## What is expected
Please print all of the records that follow with nothing altered.

[Dataset rows describing interfaces]
_____
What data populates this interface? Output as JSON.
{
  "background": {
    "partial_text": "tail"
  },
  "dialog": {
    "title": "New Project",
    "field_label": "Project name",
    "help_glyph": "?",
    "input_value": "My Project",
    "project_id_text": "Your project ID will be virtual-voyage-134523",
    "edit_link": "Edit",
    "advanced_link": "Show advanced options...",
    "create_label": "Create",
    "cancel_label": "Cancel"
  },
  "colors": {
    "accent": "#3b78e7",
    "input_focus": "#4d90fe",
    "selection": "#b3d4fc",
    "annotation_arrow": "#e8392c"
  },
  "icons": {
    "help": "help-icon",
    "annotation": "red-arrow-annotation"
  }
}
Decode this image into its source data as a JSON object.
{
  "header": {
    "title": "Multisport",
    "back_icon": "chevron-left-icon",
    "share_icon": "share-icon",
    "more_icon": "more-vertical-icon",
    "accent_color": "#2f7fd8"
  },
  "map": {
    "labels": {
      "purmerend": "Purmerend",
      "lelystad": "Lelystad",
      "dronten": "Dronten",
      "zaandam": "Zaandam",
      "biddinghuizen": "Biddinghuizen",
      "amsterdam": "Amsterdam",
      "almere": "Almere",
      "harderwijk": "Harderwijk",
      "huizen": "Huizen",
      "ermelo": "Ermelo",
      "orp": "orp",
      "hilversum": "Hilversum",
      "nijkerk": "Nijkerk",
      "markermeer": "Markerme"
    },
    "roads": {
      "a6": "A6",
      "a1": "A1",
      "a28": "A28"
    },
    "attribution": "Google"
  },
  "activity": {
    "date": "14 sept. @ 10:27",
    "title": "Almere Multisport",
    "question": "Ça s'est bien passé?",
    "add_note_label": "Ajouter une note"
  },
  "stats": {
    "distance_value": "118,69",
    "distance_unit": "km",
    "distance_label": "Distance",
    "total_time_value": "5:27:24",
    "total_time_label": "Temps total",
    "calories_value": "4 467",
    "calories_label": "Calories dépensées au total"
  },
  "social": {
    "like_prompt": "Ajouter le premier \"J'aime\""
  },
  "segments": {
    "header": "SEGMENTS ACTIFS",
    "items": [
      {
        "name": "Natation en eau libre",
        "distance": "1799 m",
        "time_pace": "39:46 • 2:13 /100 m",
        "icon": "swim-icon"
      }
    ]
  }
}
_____
## Problem solution
What data populates this interface? Output as JSON.
{
  "background": {
    "partial_text": "tail"
  },
  "dialog": {
    "title": "New Project",
    "field_label": "Project name",
    "help_glyph": "?",
    "input_value": "My Project",
    "project_id_text": "Your project ID will be virtual-voyage-134523",
    "edit_link": "Edit",
    "advanced_link": "Show advanced options...",
    "create_label": "Create",
    "cancel_label": "Cancel"
  },
  "colors": {
    "accent": "#3b78e7",
    "input_focus": "#4d90fe",
    "selection": "#b3d4fc",
    "annotation_arrow": "#e8392c"
  },
  "icons": {
    "help": "help-icon",
    "annotation": "red-arrow-annotation"
  }
}
Decode this image into its source data as a JSON object.
{
  "header": {
    "title": "Multisport",
    "back_icon": "chevron-left-icon",
    "share_icon": "share-icon",
    "more_icon": "more-vertical-icon",
    "accent_color": "#2f7fd8"
  },
  "map": {
    "labels": {
      "purmerend": "Purmerend",
      "lelystad": "Lelystad",
      "dronten": "Dronten",
      "zaandam": "Zaandam",
      "biddinghuizen": "Biddinghuizen",
      "amsterdam": "Amsterdam",
      "almere": "Almere",
      "harderwijk": "Harderwijk",
      "huizen": "Huizen",
      "ermelo": "Ermelo",
      "orp": "orp",
      "hilversum": "Hilversum",
      "nijkerk": "Nijkerk",
      "markermeer": "Markerme"
    },
    "roads": {
      "a6": "A6",
      "a1": "A1",
      "a28": "A28"
    },
    "attribution": "Google"
  },
  "activity": {
    "date": "14 sept. @ 10:27",
    "title": "Almere Multisport",
    "question": "Ça s'est bien passé?",
    "add_note_label": "Ajouter une note"
  },
  "stats": {
    "distance_value": "118,69",
    "distance_unit": "km",
    "distance_label": "Distance",
    "total_time_value": "5:27:24",
    "total_time_label": "Temps total",
    "calories_value": "4 467",
    "calories_label": "Calories dépensées au total"
  },
  "social": {
    "like_prompt": "Ajouter le premier \"J'aime\""
  },
  "segments": {
    "header": "SEGMENTS ACTIFS",
    "items": [
      {
        "name": "Natation en eau libre",
        "distance": "1799 m",
        "time_pace": "39:46 • 2:13 /100 m",
        "icon": "swim-icon"
      }
    ]
  }
}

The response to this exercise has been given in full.